For me, the first issue of transport is the method of getting to the river. There is no reasonable solution for the majority of paddlers other than to carpool or utilize fuel efficient cars. There are obstacles though that include social networks, geography and income. We could limit ourselves to runs within our region or zone and explore only in large shared cost groups. But that is unlikely to happen for the many of us who cannot pick-up and relocate to a paddling mecca. Even in large groups, the needs of many do not always align and logistics become complicated.

Now let’s talk kayaks. Eventually they will leave something behind or break. Whether it's a crack or just scraping bits off against rocks try as we might to recycle and reuse our water couches, we still leave remnants of them in places we hold to be sacred or attempt to keep literally pure. Shavings of plastic can be found on the rocks of your favorite run. These mini remnants may be innocuous in comparison to some of the other items and substances that pollute the rivers we paddle. But these are also important. These remnants are of our own making. We can justly rage against the individual dumping industrial pollutants, like gasoline or oil, into the river but we must also own that we bring and use our fair share of petroleum products.

Longboats below a sometimes walked rapid.  Photo credit: Adam Edwards.

Longboats below a sometimes walked rapid. Photo credit: Adam Edwards.

Are kayaking and Leave No Trace ethics incompatible? It creates some cognitive dissonance because, by and large, paddlers are staunch supporters of conservation. Organizations like American Whitewater, local clubs, and regional conservation groups spend significant amounts of time lobbying local, state and federal government for protections for watersheds nationwide. So how do I address my personal discomfort with transport in my sport? Or any outdoor sport I participate in?

I believe we address these issues by staying informed. Outdoor recreation is an important driver of conservation. It is an easy way to show people how to value a resource, enjoy and protect it. This is where we should also show people that how we recreate counts. One example is how to value and reuse recreational equipment. For example while being a plastic intensive sport, whitewater paddling culture has a penchant for reusing gear.
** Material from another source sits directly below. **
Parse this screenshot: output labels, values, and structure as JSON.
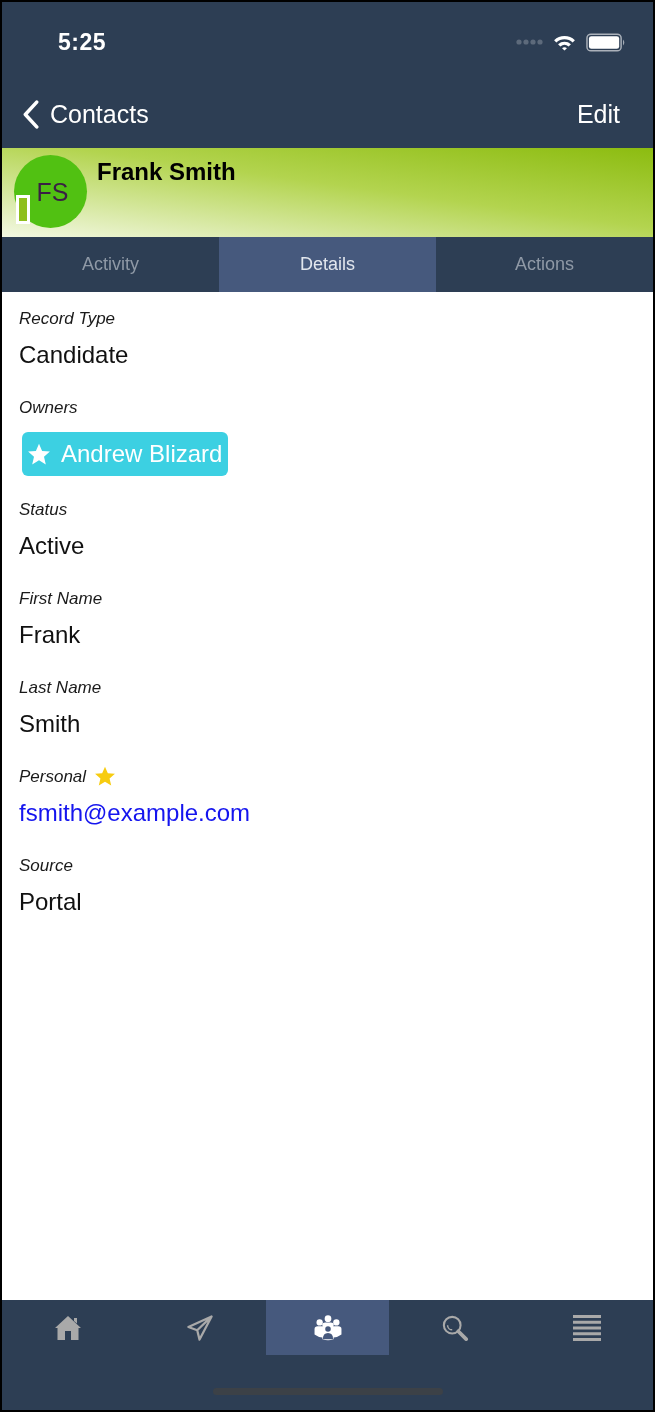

Our kayaks, paddles, helmets and various other items are made of plastic. To offset the waste of 9 ft of plastic we may repair them as long is safely reasonable, reuse them, or use them as garden planters when their usefulness on the river is done. A quick search on Craigslist will find you a fair number of used kayaks. While recycling a boat is a complicated process, as long as it floats it can still be a fun time. Kayaks last long after the individual recreating has lost interest or the item is usable for its intended purpose. There needs to be a way to reuse such items.

Paddlers will repair cracked boats for quite a while after the initial break as long as it is not structurally compromised. If it is they may repurpose them to use to teach friends to roll along with other basic skills. Paddlers will wear old gear out of nostalgia much the way a hiker will hang onto a favorite pair of hiking boots. By culture the paddler is thrifty and resourceful.

While many of our vehicles are not fuel efficient a survey of a popular paddling destinations takeouts will have its fair share of fuel efficient or newer cars. But in almost equal numbers you will see the used rigs bought specifically to haul boats around. Cars and trucks that have high miles and their previous owners thought them defunct are given new life by boaters who simply need to make it from point a to point b. A few scratches and a jangley bumper are of no consequence if it starts, has heat and can fit seven of your best friends and their boats.

This is the thought that brings me back to a slightly less uncomfortable feeling with the issue of transportation in kayaking. Going forward we should teach others both our successes, conservation, recycling and reuse, and our failures, driving in excess. Doing so may provide new answers to our failures and also create a shared culture of accountability for our impact on the places we love